The Republican Party's abuse of the filibuster rule is destroying our democracy as we have known it. The fact that legislation supported by overwhelming majorities in the House and Senate can't even come up for a vote is outrageous. The filibuster rule needs to be cut back to what it once was in the 1970s and '60s and before - a rarely used procedure requiring some amount of effort or sacrifice on the part of those opposing the majority.

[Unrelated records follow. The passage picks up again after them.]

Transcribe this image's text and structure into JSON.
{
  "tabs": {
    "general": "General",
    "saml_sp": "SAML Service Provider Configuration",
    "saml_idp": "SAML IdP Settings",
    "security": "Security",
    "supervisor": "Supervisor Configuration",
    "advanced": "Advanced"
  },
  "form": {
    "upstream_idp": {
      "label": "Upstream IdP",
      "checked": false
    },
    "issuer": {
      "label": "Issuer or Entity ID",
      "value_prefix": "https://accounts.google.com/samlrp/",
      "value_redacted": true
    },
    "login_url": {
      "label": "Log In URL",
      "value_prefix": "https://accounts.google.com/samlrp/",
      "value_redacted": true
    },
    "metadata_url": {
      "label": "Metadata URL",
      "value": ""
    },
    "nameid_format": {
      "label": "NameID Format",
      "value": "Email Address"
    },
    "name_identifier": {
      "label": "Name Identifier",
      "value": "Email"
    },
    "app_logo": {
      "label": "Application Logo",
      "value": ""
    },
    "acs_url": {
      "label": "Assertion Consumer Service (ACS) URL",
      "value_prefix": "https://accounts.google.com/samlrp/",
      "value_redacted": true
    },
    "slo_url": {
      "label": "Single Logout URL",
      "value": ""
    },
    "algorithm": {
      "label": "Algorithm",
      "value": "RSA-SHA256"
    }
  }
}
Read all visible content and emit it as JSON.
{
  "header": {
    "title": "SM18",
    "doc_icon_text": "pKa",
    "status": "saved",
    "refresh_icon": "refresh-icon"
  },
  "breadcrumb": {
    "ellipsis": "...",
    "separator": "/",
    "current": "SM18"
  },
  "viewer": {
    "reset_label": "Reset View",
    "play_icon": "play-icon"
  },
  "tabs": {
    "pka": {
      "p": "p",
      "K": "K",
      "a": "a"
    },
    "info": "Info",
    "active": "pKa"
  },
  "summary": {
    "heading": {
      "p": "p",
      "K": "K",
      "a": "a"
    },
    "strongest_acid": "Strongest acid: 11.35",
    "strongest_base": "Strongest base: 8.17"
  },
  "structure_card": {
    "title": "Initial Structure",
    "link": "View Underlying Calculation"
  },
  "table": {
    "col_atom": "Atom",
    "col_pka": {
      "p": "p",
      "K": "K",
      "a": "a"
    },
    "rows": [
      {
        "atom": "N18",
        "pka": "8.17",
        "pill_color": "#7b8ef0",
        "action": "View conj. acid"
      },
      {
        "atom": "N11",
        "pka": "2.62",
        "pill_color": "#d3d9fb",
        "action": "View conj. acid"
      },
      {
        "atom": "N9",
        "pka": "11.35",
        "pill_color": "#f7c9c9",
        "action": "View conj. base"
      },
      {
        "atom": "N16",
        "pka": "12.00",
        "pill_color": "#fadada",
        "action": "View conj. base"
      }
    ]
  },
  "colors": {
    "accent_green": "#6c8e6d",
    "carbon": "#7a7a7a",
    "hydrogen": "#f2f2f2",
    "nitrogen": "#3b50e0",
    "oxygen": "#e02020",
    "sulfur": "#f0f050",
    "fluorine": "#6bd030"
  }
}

Instead, today a filibuster requires no effort on the part of the minority party and instead puts all the onus on the majority to come up with 60 votes every time it is invoked - which today is on almost every single piece of legislation.
And finally, you can blame the lobbyists who have poured millions and millions of dollars into campaigns to influence the votes of senators like Joe Lieberman who hails from a state with lots of insurance companies.
The funny thing with Lieberman is that while he has incurred the wrath of his fellow Democrats once again on health care reform, to the delight of rightwingers, he is about to become a key player on the other side by pushing cap-n-trade legislation with John Kerry to address the global warming crisis. I suppose you can chalk that up to the fact that Connecticut has no oil interests to speak of, but does have many days a year where you want to put on a gas mask before going outside because of the smog rolling in from New York. However, at this point I don't know how much I would trust Lieberman to not backpedal and sabotage his own bill.
Nevertheless, the good news is that health care reform looks like it is finally going to pass and even without the watered down public option or the Medicare buy-in compromise, it is still the best and farthest reaching legislation on health care in decades. "As Kevin Drum said:
This is still a huge achievement that will benefits tens of millions of people in very concrete ways and will do it without expanding our long-term deficit. Either with or without a public option, this is more than Bill Clinton ever did, more than Teddy Kennedy did, more than LBJ did, more than Truman did, and more than FDR did. There won't be many other times in our lives any of us will be able to say that. So pass the bill.